Hamlet: Themes and Lessons
Provides teachers with extensive information about Hamlet, including historical and theatrical context, character breakdowns, the concept of parallelism and opposition in the play, a look at humors and melancholy, and the theme of madness in the play. Scansion workshop and scene breakdowns help bring the text alive. YouTube research assists in the creation of classroom playlists for comparison purposes. A multimedia project focused on revenge is presented as a possible student activity.
Attendees receive resources, reproducible handouts and three lesson plans (scansion for acting clues, humors and melancholy, and Shakespeare’s flexible [and forward-looking] use of madness in the play).
[note: requires space enough for at least 10 attendees to be used as examples for the audience]
Hamlet: Intro, Sources, Themes, and Preview
Provides students with an extensive (and, thus, spoiler-filled) introduction to Hamlet, including discussions of historical context and sources, characters and themes. A breakdown of the provided Plot Map handout follows and ties together the concepts presented.
Hamlet: Scene Study (speech, scansion, and meaning)
After a brief introduction to blank verse, students are guided through a close reading of the “To be or not to be” speech in Hamlet, with special attention paid to rhetoric and vocabulary, as well as how character and action are revealed within the poetic line.
[note: requires space for up to 5 participants to perform]
Hamlet: “Madness, Humor(s), and Melancholy”

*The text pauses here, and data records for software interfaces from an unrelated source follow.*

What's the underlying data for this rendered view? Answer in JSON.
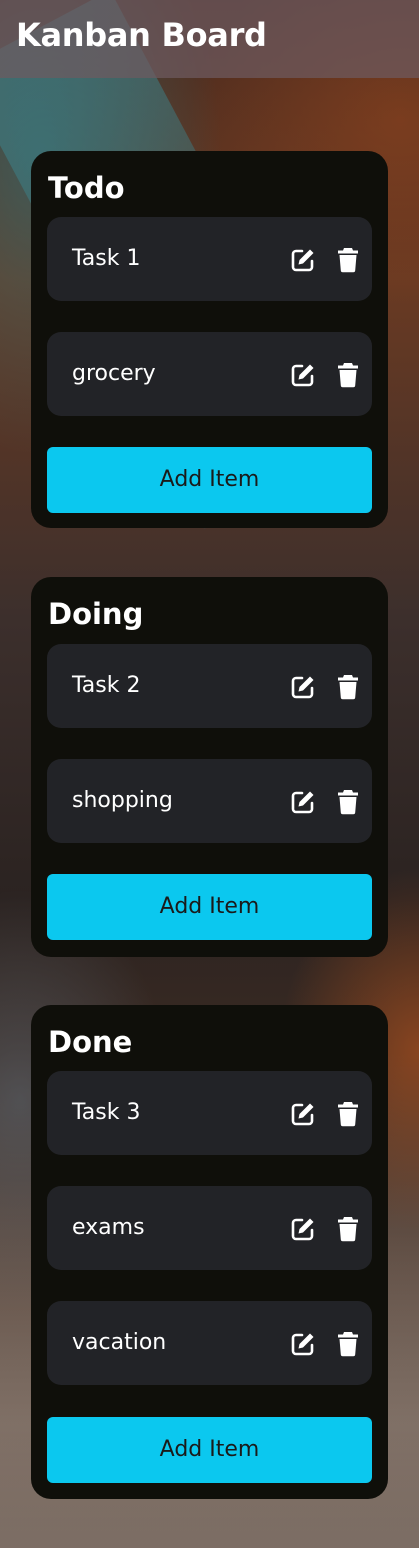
{
  "app": {
    "title": "Kanban Board"
  },
  "colors": {
    "column_bg": "#0f0f0a",
    "card_bg": "#222327",
    "accent": "#0bc8ef"
  },
  "columns": [
    {
      "title": "Todo",
      "items": [
        "Task 1",
        "grocery"
      ],
      "add_label": "Add Item"
    },
    {
      "title": "Doing",
      "items": [
        "Task 2",
        "shopping"
      ],
      "add_label": "Add Item"
    },
    {
      "title": "Done",
      "items": [
        "Task 3",
        "exams",
        "vacation"
      ],
      "add_label": "Add Item"
    }
  ],
  "icons": {
    "edit": "edit-icon",
    "delete": "trash-icon"
  }
}
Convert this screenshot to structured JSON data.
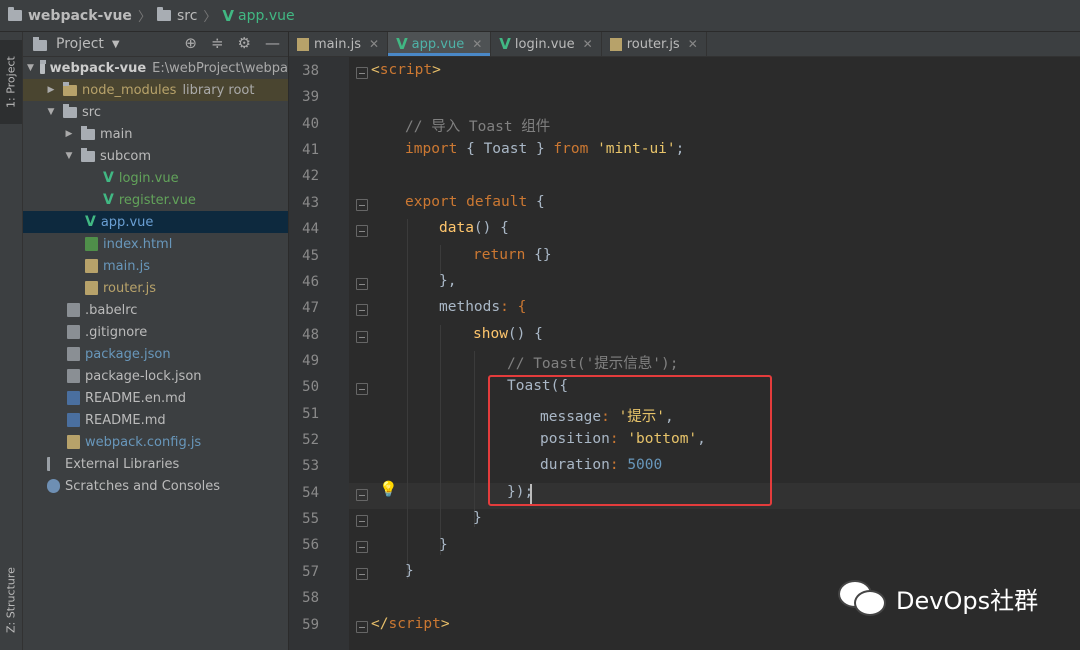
{
  "breadcrumb": {
    "project": "webpack-vue",
    "folder": "src",
    "file": "app.vue"
  },
  "toolstrip": {
    "project_tab": "1: Project",
    "structure_tab": "Z: Structure"
  },
  "project_panel": {
    "title": "Project",
    "tree": [
      {
        "label": "webpack-vue",
        "extra": "E:\\webProject\\webpa",
        "kind": "root"
      },
      {
        "label": "node_modules",
        "extra": "library root",
        "kind": "dir"
      },
      {
        "label": "src",
        "kind": "dir"
      },
      {
        "label": "main",
        "kind": "dir"
      },
      {
        "label": "subcom",
        "kind": "dir"
      },
      {
        "label": "login.vue",
        "kind": "vue"
      },
      {
        "label": "register.vue",
        "kind": "vue"
      },
      {
        "label": "app.vue",
        "kind": "vue"
      },
      {
        "label": "index.html",
        "kind": "html"
      },
      {
        "label": "main.js",
        "kind": "js"
      },
      {
        "label": "router.js",
        "kind": "js"
      },
      {
        "label": ".babelrc",
        "kind": "file"
      },
      {
        "label": ".gitignore",
        "kind": "file"
      },
      {
        "label": "package.json",
        "kind": "json"
      },
      {
        "label": "package-lock.json",
        "kind": "json"
      },
      {
        "label": "README.en.md",
        "kind": "md"
      },
      {
        "label": "README.md",
        "kind": "md"
      },
      {
        "label": "webpack.config.js",
        "kind": "js"
      },
      {
        "label": "External Libraries",
        "kind": "lib"
      },
      {
        "label": "Scratches and Consoles",
        "kind": "scratch"
      }
    ]
  },
  "tabs": [
    {
      "label": "main.js",
      "active": false
    },
    {
      "label": "app.vue",
      "active": true
    },
    {
      "label": "login.vue",
      "active": false
    },
    {
      "label": "router.js",
      "active": false
    }
  ],
  "editor": {
    "line_numbers": [
      "38",
      "39",
      "40",
      "41",
      "42",
      "43",
      "44",
      "45",
      "46",
      "47",
      "48",
      "49",
      "50",
      "51",
      "52",
      "53",
      "54",
      "55",
      "56",
      "57",
      "58",
      "59"
    ],
    "code": {
      "l38_open": "<",
      "l38_tag": "script",
      "l38_close": ">",
      "l40_comment": "// 导入 Toast 组件",
      "l41_import": "import",
      "l41_mid": " { Toast } ",
      "l41_from": "from",
      "l41_str": "'mint-ui'",
      "l41_end": ";",
      "l43_export": "export default",
      "l43_end": " {",
      "l44_fn": "data",
      "l44_end": "() {",
      "l45_return": "return",
      "l45_end": " {}",
      "l46": "},",
      "l47_prop": "methods",
      "l47_end": ": {",
      "l48_fn": "show",
      "l48_end": "() {",
      "l49_comment": "// Toast('提示信息');",
      "l50": "Toast({",
      "l51_key": "message",
      "l51_sep": ": ",
      "l51_val": "'提示'",
      "l51_end": ",",
      "l52_key": "position",
      "l52_sep": ": ",
      "l52_val": "'bottom'",
      "l52_end": ",",
      "l53_key": "duration",
      "l53_sep": ": ",
      "l53_val": "5000",
      "l54": "});",
      "l55": "}",
      "l56": "}",
      "l57": "}",
      "l59_open": "</",
      "l59_tag": "script",
      "l59_close": ">"
    }
  },
  "watermark": {
    "text": "DevOps社群"
  },
  "colors": {
    "keyword": "#cc7832",
    "string": "#6a8759",
    "number": "#6897bb",
    "comment": "#808080",
    "highlight_box": "#e43c3c"
  }
}
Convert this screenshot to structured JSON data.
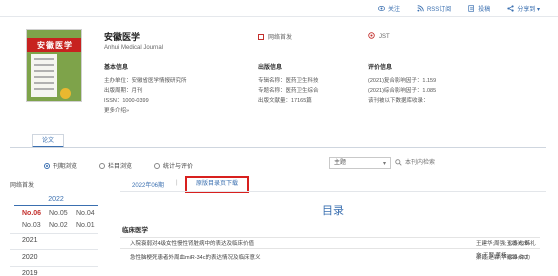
{
  "top_links": [
    {
      "label": "关注",
      "icon": "eye-icon"
    },
    {
      "label": "RSS订阅",
      "icon": "rss-icon"
    },
    {
      "label": "投稿",
      "icon": "submit-icon"
    },
    {
      "label": "分享到 ▾",
      "icon": "share-icon"
    }
  ],
  "journal": {
    "cover_text": "安徽医学",
    "title": "安徽医学",
    "subtitle": "Anhui Medical Journal"
  },
  "actions": {
    "pub_first": "网络首发",
    "jst": "JST"
  },
  "basic_info": {
    "heading": "基本信息",
    "rows": [
      "主办单位：安徽省医学情报研究所",
      "出版周期：月刊",
      "ISSN：1000-0399"
    ],
    "more": "更多介绍»"
  },
  "pub_info": {
    "heading": "出版信息",
    "rows": [
      "专辑名称：医药卫生科技",
      "专题名称：医药卫生综合",
      "出版文献量：17165篇"
    ]
  },
  "eval_info": {
    "heading": "评价信息",
    "rows": [
      "(2021)复合影响因子：1.159",
      "(2021)综合影响因子：1.085",
      "该刊被以下数据库收录："
    ]
  },
  "tab_label": "论文",
  "browse_modes": [
    {
      "label": "刊期浏览",
      "selected": true
    },
    {
      "label": "栏目浏览",
      "selected": false
    },
    {
      "label": "统计与评价",
      "selected": false
    }
  ],
  "search": {
    "field": "主题",
    "placeholder": "本刊内检索"
  },
  "left_panel": {
    "heading": "网络首发",
    "current_year": "2022",
    "issues": [
      {
        "label": "No.06",
        "selected": true
      },
      {
        "label": "No.05",
        "selected": false
      },
      {
        "label": "No.04",
        "selected": false
      },
      {
        "label": "No.03",
        "selected": false
      },
      {
        "label": "No.02",
        "selected": false
      },
      {
        "label": "No.01",
        "selected": false
      }
    ],
    "years": [
      "2021",
      "2020",
      "2019"
    ]
  },
  "content": {
    "crumb": "2022年06期",
    "crumb_sep": "|",
    "download": "原版目录页下载",
    "toc_title": "目录",
    "section": "临床医学",
    "articles": [
      {
        "title": "入院衰弱对4级女性慢性肾脏病中的表达及临床价值",
        "authors": "王建华;周强;王德光;韩礼文;王翠;董杨",
        "pages": "625-628"
      },
      {
        "title": "急性脑梗死患者外周血miR-34c的表达情况及临床意义",
        "authors": "梁霞;赵霖;华德锦;许力",
        "pages": "629-633"
      }
    ]
  },
  "colors": {
    "accent": "#3a6fb0",
    "highlight": "#d8201e",
    "cover_green": "#7ea34a",
    "cover_red": "#c7221f"
  }
}
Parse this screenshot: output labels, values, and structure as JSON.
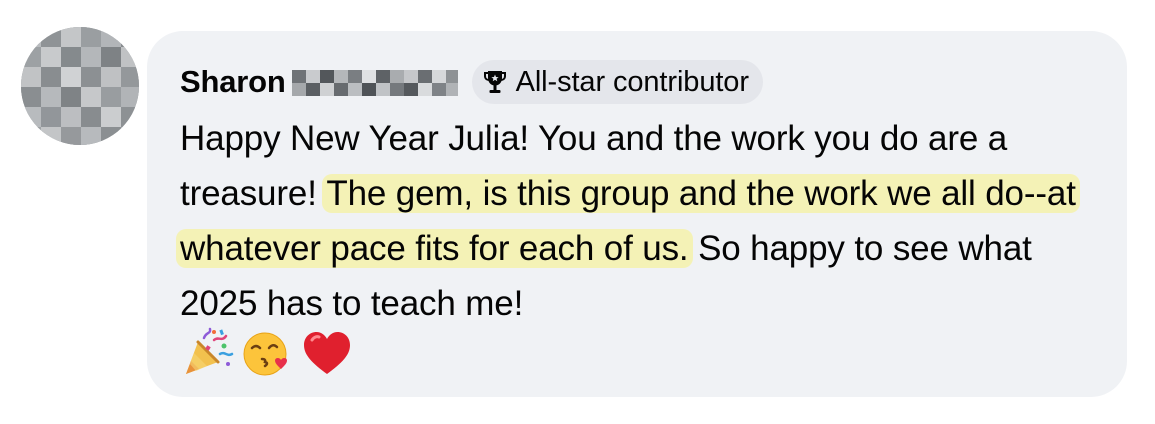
{
  "comment": {
    "author_name": "Sharon",
    "badge": {
      "label": "All-star contributor",
      "icon": "trophy-icon"
    },
    "text_before_highlight": "Happy New Year Julia! You and the work you do are a treasure! ",
    "highlighted_text": "The gem, is this group and the work we all do--at whatever pace fits for each of us.",
    "text_after_highlight": " So happy to see what 2025 has to teach me!",
    "emojis": [
      "party-popper",
      "face-blowing-a-kiss",
      "red-heart"
    ]
  },
  "colors": {
    "bubble_background": "#f0f2f5",
    "badge_background": "#e4e6eb",
    "text": "#050505",
    "highlight": "#f5f1a0"
  }
}
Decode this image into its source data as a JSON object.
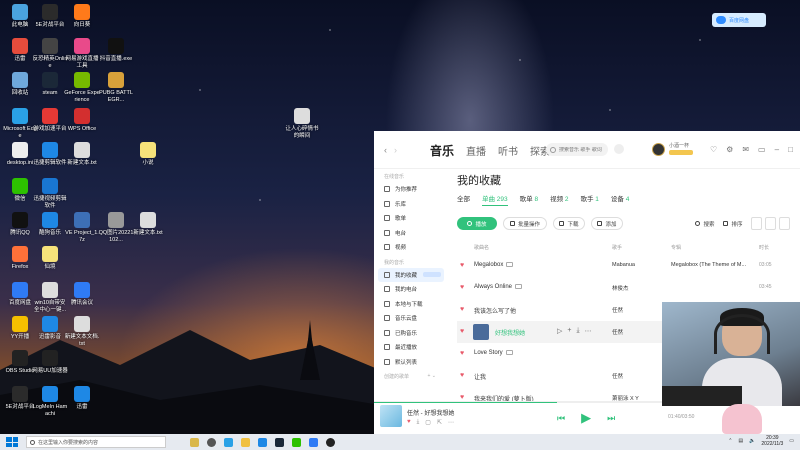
{
  "desktop": {
    "icons": [
      {
        "label": "此电脑",
        "color": "#4aa3df"
      },
      {
        "label": "5E对战平台",
        "color": "#2b2b2b"
      },
      {
        "label": "向日葵",
        "color": "#ff7a1a"
      },
      {
        "label": "迅雷",
        "color": "#e74c3c"
      },
      {
        "label": "反恐精英Online",
        "color": "#444"
      },
      {
        "label": "网易游戏直播工具",
        "color": "#e94a8a"
      },
      {
        "label": "抖音直播.exe",
        "color": "#111"
      },
      {
        "label": "回收站",
        "color": "#6fa8dc"
      },
      {
        "label": "steam",
        "color": "#1b2838"
      },
      {
        "label": "GeForce Experience",
        "color": "#76b900"
      },
      {
        "label": "PUBG BATTLEGR...",
        "color": "#d8a13a"
      },
      {
        "label": "Microsoft Edge",
        "color": "#2aa1e6"
      },
      {
        "label": "游戏加速平台",
        "color": "#e53935"
      },
      {
        "label": "WPS Office",
        "color": "#d32f2f"
      },
      {
        "label": "desktop.ini",
        "color": "#eee"
      },
      {
        "label": "迅捷剪辑软件",
        "color": "#1e88e5"
      },
      {
        "label": "新建文本.txt",
        "color": "#ddd"
      },
      {
        "label": "小说",
        "color": "#f6e27a"
      },
      {
        "label": "微信",
        "color": "#2dc100"
      },
      {
        "label": "迅捷视频剪辑软件",
        "color": "#1976d2"
      },
      {
        "label": "腾讯QQ",
        "color": "#111"
      },
      {
        "label": "酷狗音乐",
        "color": "#1e88e5"
      },
      {
        "label": "VE Project_1.7z",
        "color": "#3d6fb6"
      },
      {
        "label": "QQ图片20221102...",
        "color": "#999"
      },
      {
        "label": "新建文本.txt",
        "color": "#ddd"
      },
      {
        "label": "Firefox",
        "color": "#ff7139"
      },
      {
        "label": "仙境",
        "color": "#f6e27a"
      },
      {
        "label": "百度网盘",
        "color": "#2f7bf5"
      },
      {
        "label": "win10自带安全中心一键...",
        "color": "#ddd"
      },
      {
        "label": "腾讯会议",
        "color": "#2f7bf5"
      },
      {
        "label": "YY开播",
        "color": "#f5c000"
      },
      {
        "label": "迅雷影音",
        "color": "#1e88e5"
      },
      {
        "label": "新建文本文档.txt",
        "color": "#ddd"
      },
      {
        "label": "OBS Studio",
        "color": "#222"
      },
      {
        "label": "网易UU加速器",
        "color": "#222"
      },
      {
        "label": "5E对战平台",
        "color": "#2b2b2b"
      },
      {
        "label": "LogMeIn Hamachi",
        "color": "#1e88e5"
      },
      {
        "label": "迅雷",
        "color": "#1e88e5"
      },
      {
        "label": "让人心碎情书的瞬间",
        "color": "#ddd"
      }
    ]
  },
  "cloud_widget": {
    "text": "百度网盘"
  },
  "app": {
    "nav": {
      "back": "‹",
      "forward": "›"
    },
    "top_tabs": [
      "音乐",
      "直播",
      "听书",
      "探索"
    ],
    "search_placeholder": "搜索音乐 歌手 歌词",
    "user_name": "小酒一杯",
    "sidebar": {
      "section1": "在线音乐",
      "items1": [
        "为你推荐",
        "乐库",
        "歌单",
        "电台",
        "视频"
      ],
      "section2": "我的音乐",
      "items2": [
        "我的收藏",
        "我的电台",
        "本地与下载",
        "音乐云盘",
        "已购音乐",
        "最近播放",
        "默认列表"
      ],
      "section3": "创建的歌单"
    },
    "main": {
      "title": "我的收藏",
      "tabs": [
        {
          "label": "全部",
          "count": ""
        },
        {
          "label": "单曲",
          "count": "293"
        },
        {
          "label": "歌单",
          "count": "8"
        },
        {
          "label": "视频",
          "count": "2"
        },
        {
          "label": "歌手",
          "count": "1"
        },
        {
          "label": "设备",
          "count": "4"
        }
      ],
      "buttons": {
        "play": "播放",
        "batch": "批量操作",
        "download": "下载",
        "add": "添加",
        "search": "搜索",
        "sort": "排序"
      },
      "columns": {
        "title": "歌曲名",
        "artist": "歌手",
        "album": "专辑",
        "duration": "时长"
      },
      "songs": [
        {
          "title": "Megalobox",
          "artist": "Mabanua",
          "album": "Megalobox (The Theme of M...",
          "duration": "03:05"
        },
        {
          "title": "Always Online",
          "artist": "林俊杰",
          "album": "",
          "duration": "03:45"
        },
        {
          "title": "我该怎么写了他",
          "artist": "任然",
          "album": "",
          "duration": ""
        },
        {
          "title": "好想我想她",
          "artist": "任然",
          "album": "",
          "duration": ""
        },
        {
          "title": "Love Story",
          "artist": "",
          "album": "",
          "duration": ""
        },
        {
          "title": "让我",
          "artist": "任然",
          "album": "",
          "duration": ""
        },
        {
          "title": "我来我们的爱 (萝卜版)",
          "artist": "萧丽泳 X Y",
          "album": "",
          "duration": ""
        }
      ]
    },
    "player": {
      "now_playing": "任然 - 好想我想她",
      "time": "01:40/03:50",
      "progress": 0.43
    }
  },
  "taskbar": {
    "search_placeholder": "在这里输入你要搜索的内容",
    "time": "20:39",
    "date": "2022/11/3"
  }
}
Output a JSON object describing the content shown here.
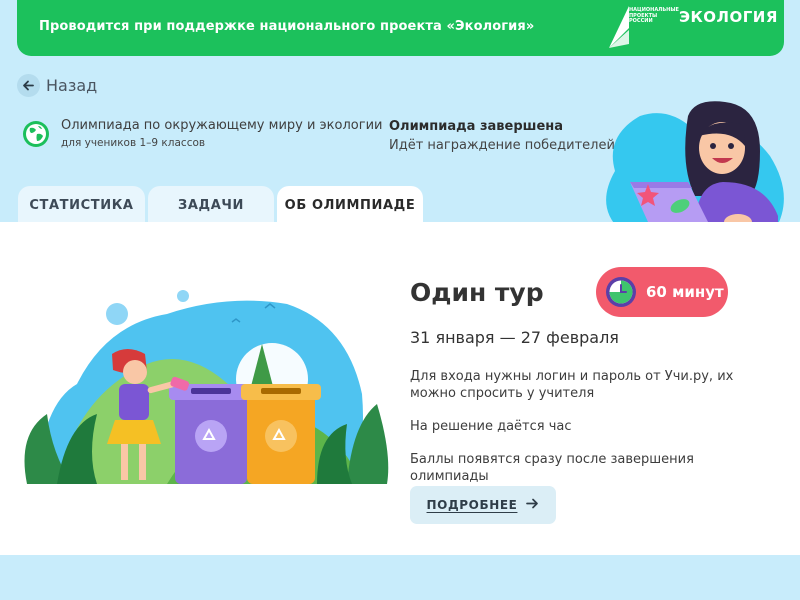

Give your students a break from the typical read-through of the play with this presentation that takes a close look at the motifs of madness and melancholy, and how these relate to the Elizabethan belief in concept of bodily humors in Hamlet. A breakdown of the provided infographic handout follows and ties together the concepts presented.
[note: this presentation is filled with spoilers!]
Hamlet: Review, Discussion and Q&A
A great way to end the unit of study on Hamlet, this review of the play includes Socratic discussions of the themes of revenge, madness, and self-doubt, with textual evidence cited for the concepts. The session ends with a Q&A and “stump Bill” segment.